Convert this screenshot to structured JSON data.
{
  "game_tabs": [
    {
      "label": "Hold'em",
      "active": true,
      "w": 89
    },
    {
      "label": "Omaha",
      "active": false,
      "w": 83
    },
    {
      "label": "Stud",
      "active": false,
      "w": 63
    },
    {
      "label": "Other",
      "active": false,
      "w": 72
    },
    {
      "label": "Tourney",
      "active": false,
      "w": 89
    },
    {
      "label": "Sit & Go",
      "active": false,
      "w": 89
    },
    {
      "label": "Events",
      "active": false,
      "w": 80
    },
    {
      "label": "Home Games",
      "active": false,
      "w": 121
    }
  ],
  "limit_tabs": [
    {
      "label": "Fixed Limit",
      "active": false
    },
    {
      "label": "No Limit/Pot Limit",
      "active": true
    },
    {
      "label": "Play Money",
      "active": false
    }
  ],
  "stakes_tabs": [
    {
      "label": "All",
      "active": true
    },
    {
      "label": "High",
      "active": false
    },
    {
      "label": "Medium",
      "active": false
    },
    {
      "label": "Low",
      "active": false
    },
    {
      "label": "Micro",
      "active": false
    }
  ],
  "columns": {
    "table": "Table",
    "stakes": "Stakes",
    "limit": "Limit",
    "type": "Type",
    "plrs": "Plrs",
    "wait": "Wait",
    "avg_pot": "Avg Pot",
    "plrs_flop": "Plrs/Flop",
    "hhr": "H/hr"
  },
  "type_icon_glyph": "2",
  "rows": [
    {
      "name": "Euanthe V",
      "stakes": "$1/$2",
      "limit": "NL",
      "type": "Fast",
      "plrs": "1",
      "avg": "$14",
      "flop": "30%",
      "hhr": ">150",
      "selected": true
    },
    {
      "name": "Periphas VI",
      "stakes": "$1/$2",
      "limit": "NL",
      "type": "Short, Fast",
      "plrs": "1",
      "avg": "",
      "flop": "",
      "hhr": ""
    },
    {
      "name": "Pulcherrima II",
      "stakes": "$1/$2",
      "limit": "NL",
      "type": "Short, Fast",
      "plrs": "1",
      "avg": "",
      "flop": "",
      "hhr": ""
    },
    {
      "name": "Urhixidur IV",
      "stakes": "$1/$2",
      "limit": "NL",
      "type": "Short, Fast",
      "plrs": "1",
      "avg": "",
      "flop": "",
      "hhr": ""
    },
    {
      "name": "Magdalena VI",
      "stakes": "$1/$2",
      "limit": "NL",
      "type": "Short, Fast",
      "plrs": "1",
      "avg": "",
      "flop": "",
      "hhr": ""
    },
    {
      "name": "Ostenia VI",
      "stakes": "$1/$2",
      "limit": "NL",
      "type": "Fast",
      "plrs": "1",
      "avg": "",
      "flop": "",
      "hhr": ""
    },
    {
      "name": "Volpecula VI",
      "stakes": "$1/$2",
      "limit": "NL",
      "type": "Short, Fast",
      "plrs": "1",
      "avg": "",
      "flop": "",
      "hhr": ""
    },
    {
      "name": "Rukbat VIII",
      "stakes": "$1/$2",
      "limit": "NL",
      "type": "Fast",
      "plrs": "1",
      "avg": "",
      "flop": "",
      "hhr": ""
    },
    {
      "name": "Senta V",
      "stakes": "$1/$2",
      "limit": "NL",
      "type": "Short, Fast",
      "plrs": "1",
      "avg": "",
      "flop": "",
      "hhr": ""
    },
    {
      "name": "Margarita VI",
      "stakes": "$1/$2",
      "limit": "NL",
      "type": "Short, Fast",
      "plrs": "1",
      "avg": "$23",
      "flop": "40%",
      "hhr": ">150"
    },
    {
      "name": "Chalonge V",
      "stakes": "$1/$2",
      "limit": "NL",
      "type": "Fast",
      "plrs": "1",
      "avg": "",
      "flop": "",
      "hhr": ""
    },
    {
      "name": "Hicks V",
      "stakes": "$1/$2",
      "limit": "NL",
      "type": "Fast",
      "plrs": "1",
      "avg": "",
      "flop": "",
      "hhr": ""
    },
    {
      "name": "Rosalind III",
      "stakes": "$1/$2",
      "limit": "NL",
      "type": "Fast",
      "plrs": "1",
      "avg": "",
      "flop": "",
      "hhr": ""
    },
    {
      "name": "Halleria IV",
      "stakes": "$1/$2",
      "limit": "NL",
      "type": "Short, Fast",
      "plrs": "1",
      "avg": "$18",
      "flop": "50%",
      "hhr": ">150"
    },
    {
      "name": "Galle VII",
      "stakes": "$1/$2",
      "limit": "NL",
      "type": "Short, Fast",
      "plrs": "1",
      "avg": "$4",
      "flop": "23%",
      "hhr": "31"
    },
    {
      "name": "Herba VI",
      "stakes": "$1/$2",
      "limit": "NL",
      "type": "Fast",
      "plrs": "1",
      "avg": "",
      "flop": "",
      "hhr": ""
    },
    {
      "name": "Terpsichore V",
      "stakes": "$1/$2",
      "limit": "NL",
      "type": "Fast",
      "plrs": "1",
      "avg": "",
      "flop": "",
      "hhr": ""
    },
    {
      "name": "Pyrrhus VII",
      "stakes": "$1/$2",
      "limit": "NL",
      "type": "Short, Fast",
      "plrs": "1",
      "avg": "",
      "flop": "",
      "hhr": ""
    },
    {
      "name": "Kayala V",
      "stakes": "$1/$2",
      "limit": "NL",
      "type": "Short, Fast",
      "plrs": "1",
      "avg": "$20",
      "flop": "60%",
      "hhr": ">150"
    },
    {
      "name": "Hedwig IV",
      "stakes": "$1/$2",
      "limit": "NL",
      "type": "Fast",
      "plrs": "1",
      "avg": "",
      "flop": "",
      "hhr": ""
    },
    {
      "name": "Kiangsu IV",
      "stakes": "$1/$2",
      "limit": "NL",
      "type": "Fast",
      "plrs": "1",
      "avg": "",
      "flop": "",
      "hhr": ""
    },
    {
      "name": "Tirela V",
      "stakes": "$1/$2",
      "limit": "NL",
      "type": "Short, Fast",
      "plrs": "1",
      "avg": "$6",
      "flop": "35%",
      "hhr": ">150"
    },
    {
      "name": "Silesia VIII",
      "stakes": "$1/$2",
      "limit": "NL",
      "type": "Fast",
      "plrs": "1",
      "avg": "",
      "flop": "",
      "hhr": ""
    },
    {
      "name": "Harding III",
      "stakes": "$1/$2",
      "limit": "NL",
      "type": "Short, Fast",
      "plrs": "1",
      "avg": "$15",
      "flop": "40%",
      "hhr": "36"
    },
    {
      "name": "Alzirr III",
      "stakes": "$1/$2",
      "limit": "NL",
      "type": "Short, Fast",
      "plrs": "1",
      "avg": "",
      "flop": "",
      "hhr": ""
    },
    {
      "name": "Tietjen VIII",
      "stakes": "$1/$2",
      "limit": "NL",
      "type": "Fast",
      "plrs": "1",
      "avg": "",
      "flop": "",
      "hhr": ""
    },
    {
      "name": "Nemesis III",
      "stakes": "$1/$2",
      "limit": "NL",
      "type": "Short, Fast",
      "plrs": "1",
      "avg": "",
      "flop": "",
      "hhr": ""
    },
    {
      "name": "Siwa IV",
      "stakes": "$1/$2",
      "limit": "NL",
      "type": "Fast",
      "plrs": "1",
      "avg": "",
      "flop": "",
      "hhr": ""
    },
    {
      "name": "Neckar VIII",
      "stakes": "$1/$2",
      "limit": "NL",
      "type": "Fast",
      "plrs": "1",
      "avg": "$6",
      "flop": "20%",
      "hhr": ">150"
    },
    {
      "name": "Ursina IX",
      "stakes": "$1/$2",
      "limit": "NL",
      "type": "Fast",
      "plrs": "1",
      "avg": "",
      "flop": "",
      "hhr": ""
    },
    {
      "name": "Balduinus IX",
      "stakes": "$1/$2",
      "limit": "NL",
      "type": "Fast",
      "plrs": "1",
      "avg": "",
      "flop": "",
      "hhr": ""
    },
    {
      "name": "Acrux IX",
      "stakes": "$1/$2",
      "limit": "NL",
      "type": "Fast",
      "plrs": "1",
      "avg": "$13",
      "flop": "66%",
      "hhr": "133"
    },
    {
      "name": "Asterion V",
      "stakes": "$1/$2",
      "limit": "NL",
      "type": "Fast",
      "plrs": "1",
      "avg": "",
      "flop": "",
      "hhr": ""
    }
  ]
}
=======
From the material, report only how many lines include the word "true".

Exercise response: 4